Advancing the cause of civil rights

The Washington Post‘s Richard Cohen devotes his column today to praising New York Gov. Andrew Cuomo’s (D) achievement on marriage equality. There’s no doubt the governor deserves the praise, and I’m delighted to see him receive great accolades.

But Cohen goes a step further, using praise for Cuomo to condemn President Obama.

It has been forever since a single politician did so much to advance what is, after all, a civil rights cause. Certainly, Barack Obama has never done so. Aside from his own presidency — no small matter, I grant you — he has been Mr. On-The-Other-Hand, a man so contained he is his own political sump hole, into which hot issues just disappear.

We talked yesterday about the flaws in the comparison between Cuomo and the president, so let’s put that aside.
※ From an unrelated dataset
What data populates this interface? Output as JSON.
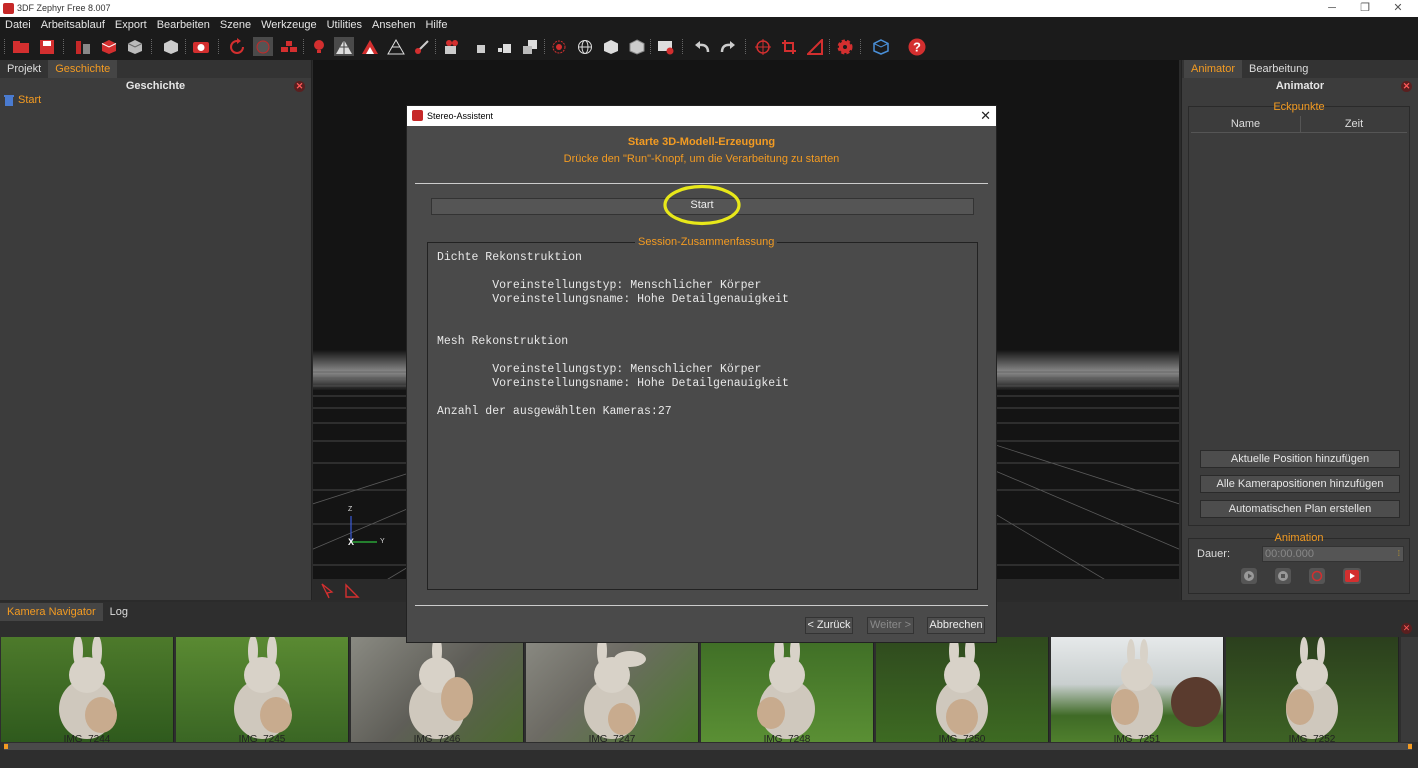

When it comes to same-sex marriage, obviously the president is not yet where he needs to be. Obama’s position is “evolving,” and I’m extremely confident that he’ll support marriage equality in the not-too-distant future, but if Cohen and others want to criticize him for being too slow to do the right thing, I’ll gladly agree.

But to say the president has “never” advanced civil rights, and has simply allowed hot issues to “disappear,” is both wrong and lazy.

Cohen wouldn’t even have to look very hard to get the facts — the White House has a page on its website, which Cohen should have taken a few seconds to look at, devoted to the administration’s achievements on civil rights, and after two-and-a-half years in office, there are some important breakthroughs:

* The President signed the Lilly Ledbetter Fair Pay Act, restoring basic protections against pay discrimination for women and other workers.

* President Obama pushed for the repeal of “Don’t Ask Don’t Tell” in his first State of the Union address, and followed through to sign the Don’t Ask, Don’t Tell Repeal Act of 2010 into law.

* President Obama signed a memorandum expanding federal benefits for the same-sex partners of Foreign Service and executive branch government employees.

* The President signed into law the FY2010 National Defense Authorization Act which included the Matthew Shepard and James Byrd, Jr. Hate Crimes Prevention Act.

* The President issued a Presidential Memorandum directing the HHS Secretary to ensure that those hospitals that receive Medicare and Medicaid funds will give gay and lesbian patients and their families the compassion, dignity and respect they deserve in difficult times, as well as widows and widowers with no children, members of religious orders, and others whom otherwise may not have been able to receive visits from good friends and loved ones who are not immediate relatives, or select them to make decisions on their behalf in case of incapacitation.

* The President signed the Fair Sentencing Act, which reduces the disparity in the amounts of powder cocaine and crack cocaine required for the imposition of mandatory minimum sentences and eliminates the mandatory minimum sentence for simple possession of crack cocaine.

* Signed the Claims Resolution Act of 2010 providing funding and statutory authorities for the settlement agreements reached in the Cobell lawsuit, brought by Native Americans; the Pigford II lawsuit, brought by African American farmers; and four separate water rights suits, brought by Native American tribes.

This is not to say the work is complete, and one can hope Obama does even more, especially on marriage. But after two-and-a-half years in office, this is the start of a record the president can be proud of.

Richard Cohen makes it sound as if Obama has ignored civil rights altogether. That’s absurd.